»»

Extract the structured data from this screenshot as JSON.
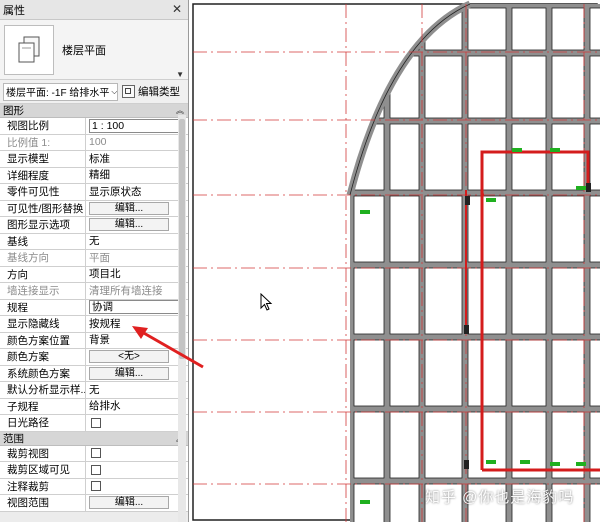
{
  "panel": {
    "title": "属性",
    "close_glyph": "✕",
    "type_name": "楼层平面",
    "filter_value": "楼层平面: -1F 给排水平",
    "edit_type_label": "编辑类型"
  },
  "sections": {
    "graphics": "图形",
    "extents": "范围"
  },
  "properties": [
    {
      "label": "视图比例",
      "value": "1 : 100",
      "kind": "boxed-text",
      "disabled": false
    },
    {
      "label": "比例值 1:",
      "value": "100",
      "kind": "text",
      "disabled": true
    },
    {
      "label": "显示模型",
      "value": "标准",
      "kind": "text",
      "disabled": false
    },
    {
      "label": "详细程度",
      "value": "精细",
      "kind": "text",
      "disabled": false
    },
    {
      "label": "零件可见性",
      "value": "显示原状态",
      "kind": "text",
      "disabled": false
    },
    {
      "label": "可见性/图形替换",
      "value": "编辑...",
      "kind": "button",
      "disabled": false
    },
    {
      "label": "图形显示选项",
      "value": "编辑...",
      "kind": "button",
      "disabled": false
    },
    {
      "label": "基线",
      "value": "无",
      "kind": "text",
      "disabled": false
    },
    {
      "label": "基线方向",
      "value": "平面",
      "kind": "text",
      "disabled": true
    },
    {
      "label": "方向",
      "value": "项目北",
      "kind": "text",
      "disabled": false
    },
    {
      "label": "墙连接显示",
      "value": "清理所有墙连接",
      "kind": "text",
      "disabled": true
    },
    {
      "label": "规程",
      "value": "协调",
      "kind": "boxed-text",
      "disabled": false
    },
    {
      "label": "显示隐藏线",
      "value": "按规程",
      "kind": "text",
      "disabled": false
    },
    {
      "label": "颜色方案位置",
      "value": "背景",
      "kind": "text",
      "disabled": false
    },
    {
      "label": "颜色方案",
      "value": "<无>",
      "kind": "button",
      "disabled": false
    },
    {
      "label": "系统颜色方案",
      "value": "编辑...",
      "kind": "button",
      "disabled": false
    },
    {
      "label": "默认分析显示样...",
      "value": "无",
      "kind": "text",
      "disabled": false
    },
    {
      "label": "子规程",
      "value": "给排水",
      "kind": "text",
      "disabled": false
    },
    {
      "label": "日光路径",
      "value": "",
      "kind": "checkbox",
      "disabled": false
    }
  ],
  "extent_properties": [
    {
      "label": "裁剪视图",
      "value": "",
      "kind": "checkbox",
      "disabled": false
    },
    {
      "label": "裁剪区域可见",
      "value": "",
      "kind": "checkbox",
      "disabled": false
    },
    {
      "label": "注释裁剪",
      "value": "",
      "kind": "checkbox",
      "disabled": false
    },
    {
      "label": "视图范围",
      "value": "编辑...",
      "kind": "button",
      "disabled": false
    }
  ],
  "watermark": "知乎 @你也是海豹吗",
  "colors": {
    "wall_fill": "#8f8f8f",
    "pipe_red": "#d41c1c",
    "grid_red": "#d23a3a",
    "annotation_arrow": "#e02020",
    "tag_green": "#20b020"
  }
}
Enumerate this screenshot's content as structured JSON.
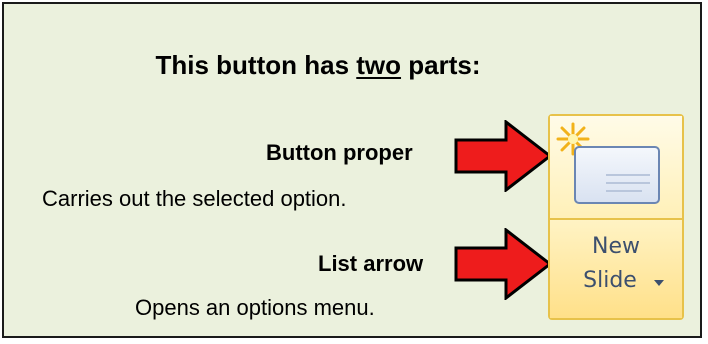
{
  "title": {
    "prefix": "This button has ",
    "emphasis": "two",
    "suffix": " parts:"
  },
  "button_proper": {
    "label": "Button proper",
    "description": "Carries out the selected option."
  },
  "list_arrow": {
    "label": "List arrow",
    "description": "Opens an options menu."
  },
  "new_slide_button": {
    "line1": "New",
    "line2": "Slide",
    "icon": "new-slide-icon",
    "dropdown_icon": "dropdown-arrow-icon"
  },
  "colors": {
    "panel_background": "#ebf1dd",
    "arrow_fill": "#ee1c1c",
    "button_border": "#e7c24a",
    "button_text": "#3c4f6e"
  }
}
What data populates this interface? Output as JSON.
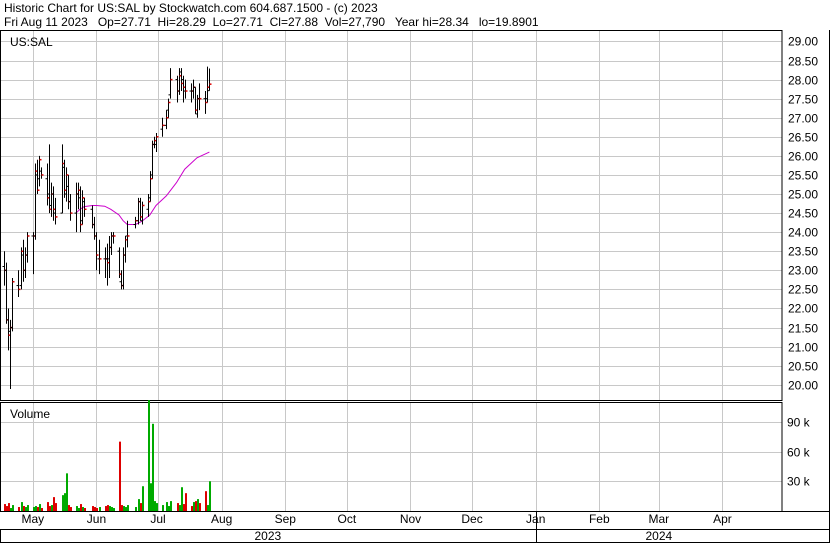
{
  "header": {
    "line1": "Historic Chart for US:SAL by Stockwatch.com 604.687.1500 - (c) 2023",
    "line2": "Fri Aug 11 2023   Op=27.71  Hi=28.29  Lo=27.71  Cl=27.88  Vol=27,790   Year hi=28.34   lo=19.8901"
  },
  "colors": {
    "up": "#00aa00",
    "down": "#dd0000",
    "ma": "#cc00cc",
    "grid": "#c8c8c8",
    "bar": "#000000"
  },
  "chart_data": [
    {
      "type": "ohlc",
      "title": "US:SAL",
      "ylim": [
        19.6,
        29.3
      ],
      "y_ticks": [
        "29.00",
        "28.50",
        "28.00",
        "27.50",
        "27.00",
        "26.50",
        "26.00",
        "25.50",
        "25.00",
        "24.50",
        "24.00",
        "23.50",
        "23.00",
        "22.50",
        "22.00",
        "21.50",
        "21.00",
        "20.50",
        "20.00"
      ],
      "x_start": "2023-04-15",
      "x_end": "2024-04-30",
      "ohlc": [
        [
          "2023-04-17",
          23.1,
          23.5,
          22.6,
          23.0
        ],
        [
          "2023-04-18",
          23.0,
          23.2,
          21.6,
          21.7
        ],
        [
          "2023-04-19",
          21.7,
          22.0,
          20.9,
          21.3
        ],
        [
          "2023-04-20",
          21.4,
          21.7,
          19.89,
          21.5
        ],
        [
          "2023-04-21",
          21.5,
          22.8,
          21.4,
          22.7
        ],
        [
          "2023-04-24",
          22.6,
          23.0,
          22.3,
          22.5
        ],
        [
          "2023-04-25",
          22.6,
          23.6,
          22.5,
          23.5
        ],
        [
          "2023-04-26",
          23.4,
          23.8,
          22.7,
          23.0
        ],
        [
          "2023-04-27",
          23.0,
          23.6,
          22.8,
          23.4
        ],
        [
          "2023-04-28",
          23.4,
          24.0,
          23.2,
          23.9
        ],
        [
          "2023-05-01",
          23.9,
          24.0,
          22.9,
          23.9
        ],
        [
          "2023-05-02",
          23.9,
          25.8,
          23.8,
          25.6
        ],
        [
          "2023-05-03",
          25.5,
          25.9,
          25.0,
          25.1
        ],
        [
          "2023-05-04",
          25.4,
          26.0,
          25.2,
          25.9
        ],
        [
          "2023-05-05",
          25.6,
          25.7,
          25.4,
          25.5
        ],
        [
          "2023-05-08",
          25.4,
          25.8,
          24.7,
          24.9
        ],
        [
          "2023-05-09",
          25.0,
          26.3,
          24.5,
          24.6
        ],
        [
          "2023-05-10",
          24.7,
          25.3,
          24.4,
          25.0
        ],
        [
          "2023-05-11",
          25.0,
          25.2,
          24.3,
          24.6
        ],
        [
          "2023-05-12",
          24.5,
          24.9,
          24.2,
          24.4
        ],
        [
          "2023-05-15",
          24.5,
          26.3,
          24.5,
          25.8
        ],
        [
          "2023-05-16",
          25.7,
          25.9,
          24.9,
          25.1
        ],
        [
          "2023-05-17",
          25.0,
          25.7,
          24.8,
          25.5
        ],
        [
          "2023-05-18",
          25.2,
          25.5,
          24.6,
          24.8
        ],
        [
          "2023-05-19",
          24.8,
          25.0,
          24.3,
          24.5
        ],
        [
          "2023-05-22",
          24.5,
          25.3,
          24.0,
          25.0
        ],
        [
          "2023-05-23",
          25.0,
          25.3,
          24.6,
          25.1
        ],
        [
          "2023-05-24",
          24.9,
          25.2,
          24.0,
          24.2
        ],
        [
          "2023-05-25",
          24.3,
          25.1,
          24.2,
          24.9
        ],
        [
          "2023-05-26",
          24.8,
          24.9,
          24.4,
          24.6
        ],
        [
          "2023-05-30",
          24.6,
          24.7,
          24.1,
          24.2
        ],
        [
          "2023-05-31",
          24.2,
          24.4,
          23.8,
          23.9
        ],
        [
          "2023-06-01",
          23.9,
          24.0,
          23.0,
          23.4
        ],
        [
          "2023-06-02",
          23.3,
          23.8,
          22.9,
          23.3
        ],
        [
          "2023-06-05",
          23.3,
          23.6,
          22.8,
          23.3
        ],
        [
          "2023-06-06",
          23.3,
          23.7,
          22.6,
          23.2
        ],
        [
          "2023-06-07",
          23.3,
          23.9,
          22.8,
          23.6
        ],
        [
          "2023-06-08",
          23.6,
          24.0,
          23.4,
          23.9
        ],
        [
          "2023-06-09",
          23.9,
          24.0,
          23.7,
          23.9
        ],
        [
          "2023-06-12",
          23.5,
          23.6,
          22.8,
          22.9
        ],
        [
          "2023-06-13",
          22.7,
          23.0,
          22.5,
          22.6
        ],
        [
          "2023-06-14",
          22.6,
          23.6,
          22.5,
          23.4
        ],
        [
          "2023-06-15",
          23.4,
          23.9,
          23.2,
          23.8
        ],
        [
          "2023-06-16",
          23.9,
          24.3,
          23.6,
          23.9
        ],
        [
          "2023-06-20",
          24.2,
          24.4,
          24.1,
          24.3
        ],
        [
          "2023-06-21",
          24.3,
          24.9,
          24.2,
          24.8
        ],
        [
          "2023-06-22",
          24.8,
          24.9,
          24.3,
          24.4
        ],
        [
          "2023-06-23",
          24.3,
          24.8,
          24.2,
          24.7
        ],
        [
          "2023-06-26",
          24.6,
          25.0,
          24.4,
          24.8
        ],
        [
          "2023-06-27",
          24.9,
          25.6,
          24.8,
          25.4
        ],
        [
          "2023-06-28",
          25.5,
          26.4,
          25.4,
          26.3
        ],
        [
          "2023-06-29",
          26.3,
          26.5,
          26.2,
          26.4
        ],
        [
          "2023-06-30",
          26.3,
          26.6,
          26.1,
          26.5
        ],
        [
          "2023-07-03",
          26.7,
          27.0,
          26.5,
          26.8
        ],
        [
          "2023-07-05",
          26.8,
          27.2,
          26.7,
          27.0
        ],
        [
          "2023-07-06",
          27.2,
          27.5,
          27.0,
          27.4
        ],
        [
          "2023-07-07",
          27.6,
          28.3,
          27.5,
          28.0
        ],
        [
          "2023-07-10",
          28.0,
          28.1,
          27.4,
          27.7
        ],
        [
          "2023-07-11",
          27.7,
          28.3,
          27.6,
          28.1
        ],
        [
          "2023-07-12",
          28.2,
          28.3,
          27.7,
          27.9
        ],
        [
          "2023-07-13",
          28.0,
          28.1,
          27.4,
          27.8
        ],
        [
          "2023-07-14",
          27.7,
          28.0,
          27.5,
          27.7
        ],
        [
          "2023-07-17",
          27.7,
          27.9,
          27.4,
          27.7
        ],
        [
          "2023-07-18",
          27.7,
          28.0,
          27.5,
          27.8
        ],
        [
          "2023-07-19",
          27.8,
          27.8,
          27.1,
          27.2
        ],
        [
          "2023-07-20",
          27.1,
          27.6,
          27.0,
          27.5
        ],
        [
          "2023-07-21",
          27.5,
          27.9,
          27.2,
          27.5
        ],
        [
          "2023-07-24",
          27.5,
          27.7,
          27.1,
          27.4
        ],
        [
          "2023-07-25",
          27.5,
          28.34,
          27.4,
          27.8
        ],
        [
          "2023-07-26",
          27.71,
          28.29,
          27.71,
          27.88
        ]
      ],
      "moving_average": [
        [
          "2023-05-22",
          24.5
        ],
        [
          "2023-05-24",
          24.6
        ],
        [
          "2023-05-26",
          24.67
        ],
        [
          "2023-05-30",
          24.7
        ],
        [
          "2023-06-01",
          24.7
        ],
        [
          "2023-06-05",
          24.68
        ],
        [
          "2023-06-08",
          24.6
        ],
        [
          "2023-06-12",
          24.45
        ],
        [
          "2023-06-14",
          24.3
        ],
        [
          "2023-06-16",
          24.2
        ],
        [
          "2023-06-20",
          24.2
        ],
        [
          "2023-06-23",
          24.28
        ],
        [
          "2023-06-27",
          24.45
        ],
        [
          "2023-06-30",
          24.7
        ],
        [
          "2023-07-05",
          24.95
        ],
        [
          "2023-07-10",
          25.3
        ],
        [
          "2023-07-14",
          25.65
        ],
        [
          "2023-07-20",
          25.95
        ],
        [
          "2023-07-26",
          26.1
        ]
      ]
    },
    {
      "type": "bar",
      "title": "Volume",
      "ylim": [
        0,
        110000
      ],
      "y_ticks": [
        "90 k",
        "60 k",
        "30 k"
      ],
      "volume": [
        [
          "2023-04-17",
          7000,
          "down"
        ],
        [
          "2023-04-18",
          5000,
          "down"
        ],
        [
          "2023-04-19",
          8000,
          "down"
        ],
        [
          "2023-04-20",
          3000,
          "up"
        ],
        [
          "2023-04-21",
          6000,
          "up"
        ],
        [
          "2023-04-24",
          4000,
          "down"
        ],
        [
          "2023-04-25",
          9000,
          "up"
        ],
        [
          "2023-04-26",
          5000,
          "down"
        ],
        [
          "2023-04-27",
          4000,
          "up"
        ],
        [
          "2023-04-28",
          6000,
          "up"
        ],
        [
          "2023-05-01",
          4000,
          "up"
        ],
        [
          "2023-05-02",
          5000,
          "up"
        ],
        [
          "2023-05-03",
          4000,
          "down"
        ],
        [
          "2023-05-04",
          7000,
          "up"
        ],
        [
          "2023-05-05",
          3000,
          "down"
        ],
        [
          "2023-05-08",
          9000,
          "down"
        ],
        [
          "2023-05-09",
          5000,
          "down"
        ],
        [
          "2023-05-10",
          6000,
          "up"
        ],
        [
          "2023-05-11",
          14000,
          "down"
        ],
        [
          "2023-05-12",
          8000,
          "down"
        ],
        [
          "2023-05-15",
          16000,
          "up"
        ],
        [
          "2023-05-16",
          18000,
          "up"
        ],
        [
          "2023-05-17",
          38000,
          "up"
        ],
        [
          "2023-05-18",
          6000,
          "down"
        ],
        [
          "2023-05-19",
          4000,
          "down"
        ],
        [
          "2023-05-22",
          5000,
          "up"
        ],
        [
          "2023-05-23",
          3000,
          "up"
        ],
        [
          "2023-05-24",
          7000,
          "down"
        ],
        [
          "2023-05-25",
          4000,
          "up"
        ],
        [
          "2023-05-26",
          3000,
          "down"
        ],
        [
          "2023-05-30",
          5000,
          "down"
        ],
        [
          "2023-05-31",
          4000,
          "down"
        ],
        [
          "2023-06-01",
          3000,
          "down"
        ],
        [
          "2023-06-02",
          4000,
          "up"
        ],
        [
          "2023-06-05",
          5000,
          "down"
        ],
        [
          "2023-06-06",
          6000,
          "down"
        ],
        [
          "2023-06-07",
          5000,
          "up"
        ],
        [
          "2023-06-08",
          4000,
          "up"
        ],
        [
          "2023-06-09",
          3000,
          "up"
        ],
        [
          "2023-06-12",
          70000,
          "down"
        ],
        [
          "2023-06-13",
          6000,
          "down"
        ],
        [
          "2023-06-14",
          5000,
          "up"
        ],
        [
          "2023-06-15",
          4000,
          "up"
        ],
        [
          "2023-06-16",
          6000,
          "up"
        ],
        [
          "2023-06-20",
          4000,
          "up"
        ],
        [
          "2023-06-21",
          12000,
          "up"
        ],
        [
          "2023-06-22",
          8000,
          "down"
        ],
        [
          "2023-06-23",
          25000,
          "up"
        ],
        [
          "2023-06-26",
          112000,
          "up"
        ],
        [
          "2023-06-27",
          28000,
          "up"
        ],
        [
          "2023-06-28",
          88000,
          "up"
        ],
        [
          "2023-06-29",
          10000,
          "up"
        ],
        [
          "2023-06-30",
          8000,
          "up"
        ],
        [
          "2023-07-03",
          6000,
          "up"
        ],
        [
          "2023-07-05",
          9000,
          "up"
        ],
        [
          "2023-07-06",
          5000,
          "up"
        ],
        [
          "2023-07-07",
          10000,
          "up"
        ],
        [
          "2023-07-10",
          8000,
          "down"
        ],
        [
          "2023-07-11",
          6000,
          "up"
        ],
        [
          "2023-07-12",
          24000,
          "up"
        ],
        [
          "2023-07-13",
          7000,
          "down"
        ],
        [
          "2023-07-14",
          18000,
          "down"
        ],
        [
          "2023-07-17",
          5000,
          "down"
        ],
        [
          "2023-07-18",
          9000,
          "up"
        ],
        [
          "2023-07-19",
          10000,
          "down"
        ],
        [
          "2023-07-20",
          12000,
          "up"
        ],
        [
          "2023-07-21",
          8000,
          "down"
        ],
        [
          "2023-07-24",
          20000,
          "down"
        ],
        [
          "2023-07-25",
          6000,
          "up"
        ],
        [
          "2023-07-26",
          30000,
          "up"
        ]
      ]
    }
  ],
  "x_axis": {
    "months": [
      [
        "2023-05-01",
        "May"
      ],
      [
        "2023-06-01",
        "Jun"
      ],
      [
        "2023-07-01",
        "Jul"
      ],
      [
        "2023-08-01",
        "Aug"
      ],
      [
        "2023-09-01",
        "Sep"
      ],
      [
        "2023-10-01",
        "Oct"
      ],
      [
        "2023-11-01",
        "Nov"
      ],
      [
        "2023-12-01",
        "Dec"
      ],
      [
        "2024-01-01",
        "Jan"
      ],
      [
        "2024-02-01",
        "Feb"
      ],
      [
        "2024-03-01",
        "Mar"
      ],
      [
        "2024-04-01",
        "Apr"
      ]
    ],
    "years": [
      [
        "2023-04-15",
        "2024-01-01",
        "2023"
      ],
      [
        "2024-01-01",
        "2024-04-30",
        "2024"
      ]
    ]
  }
}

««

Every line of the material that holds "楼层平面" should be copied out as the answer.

    "type_name": "楼层平面",
    "filter_value": "楼层平面: -1F 给排水平",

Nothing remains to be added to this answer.